About SmartyRantsTravers Collins doesn’t just work in public relations, advertising and digital. We’re crazy in love with it. And our Smartyrants blog is the place where our obsessions come through. We are marketing and communications nerds, and the Internet is where we can pretend to be cool!
- Laurie on No Beards for the AdCat.
- Laurie on Nine Lives? I Wouldn’t Spend Them This Way.
- Carol Poliziani on Nine Lives? I Wouldn’t Spend Them This Way.
- Betty Ann Krischan on In Praise of the Unsung Heroes. (Specifically, Jenn Bucki.)
- Betty Ann Krischan on Nine Lives? I Wouldn’t Spend Them This Way.
By: Intern August 16, 2012
Six Reasons Why Grammar Matters, Even in the Digital Age
Many people will tell you that younger generations just don’t know how to communicate. They’ll say texting abbreviations and Twitter hashtags are so common, that grammar and spelling has lost its importance.
Well, not in my world, nor the PR one. Grammar is still incredibly important if you want to be taken seriously.

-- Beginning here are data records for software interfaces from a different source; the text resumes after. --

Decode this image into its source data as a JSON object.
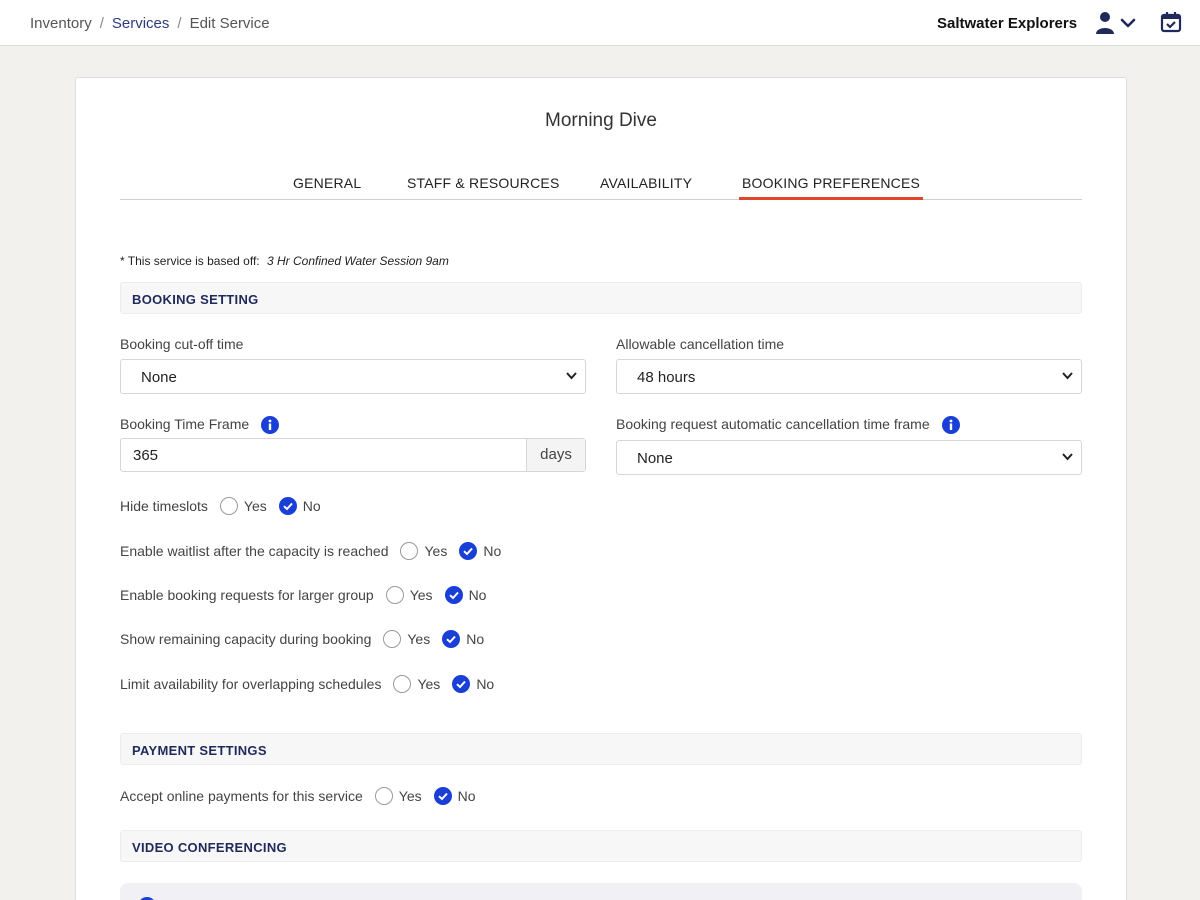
{
  "breadcrumb": {
    "items": [
      "Inventory",
      "Services",
      "Edit Service"
    ],
    "separator": "/"
  },
  "header": {
    "company": "Saltwater Explorers"
  },
  "icons": {
    "user": "user-icon",
    "dropdown": "chevron-down-icon",
    "calendar": "calendar-check-icon",
    "info": "info-icon"
  },
  "page": {
    "title": "Morning Dive",
    "tabs": [
      "GENERAL",
      "STAFF & RESOURCES",
      "AVAILABILITY",
      "BOOKING PREFERENCES"
    ],
    "active_tab": "BOOKING PREFERENCES",
    "based_off_label": "* This service is based off:",
    "based_off_value": "3 Hr Confined Water Session 9am"
  },
  "booking_setting": {
    "title": "BOOKING SETTING",
    "cutoff_label": "Booking cut-off time",
    "cutoff_value": "None",
    "cancellation_label": "Allowable cancellation time",
    "cancellation_value": "48 hours",
    "timeframe_label": "Booking Time Frame",
    "timeframe_value": "365",
    "timeframe_unit": "days",
    "auto_cancel_label": "Booking request automatic cancellation time frame",
    "auto_cancel_value": "None",
    "yes_label": "Yes",
    "no_label": "No",
    "options": [
      {
        "label": "Hide timeslots",
        "selected": "No"
      },
      {
        "label": "Enable waitlist after the capacity is reached",
        "selected": "No"
      },
      {
        "label": "Enable booking requests for larger group",
        "selected": "No"
      },
      {
        "label": "Show remaining capacity during booking",
        "selected": "No"
      },
      {
        "label": "Limit availability for overlapping schedules",
        "selected": "No"
      }
    ]
  },
  "payment_settings": {
    "title": "PAYMENT SETTINGS",
    "online_label": "Accept online payments for this service",
    "selected": "No"
  },
  "video_conferencing": {
    "title": "VIDEO CONFERENCING"
  },
  "colors": {
    "accent": "#e0462a",
    "primary": "#1a3fd6",
    "heading": "#1f2a5a",
    "link": "#2c3d7a"
  }
}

Andrew Hindes, a writer for PR News, listed six reasons why grammar still matters in the digital age.
- Credibility: Press materials with grammatical errors indicate ignorance or carelessness on the part of the writer, which may cause journalists to question the accuracy of the content.
- Professionalism: Similarly, sloppily written materials can create a negative impression on clients and corporate higher-ups.
- Respect: Underpaid and overworked journalists may resent receiving a document filled with errors that would earn them a stern rebuke from the copy desk.
- Clarity: Grammar and punctuation errors can result in ambiguities or misunderstandings.
- Convenience: Harried journalists often opt to copy whole sentences or even paragraphs of PR materials verbatim. If your grammatical gaffe slips through, it makes them look bad.
- Posterity: Press materials distributed across the Internet live on forever—along with any mistakes they contain.
In fact, human beings communicate through written word more today than at any other time in history. With so much writing out there, you want to make sure your thoughts stand the test of time, and just plain stands out, by being grammatically correct. Who knows, maybe hundreds of years from now an anthropologist will look back at your writing and remark how well-respected you must have been.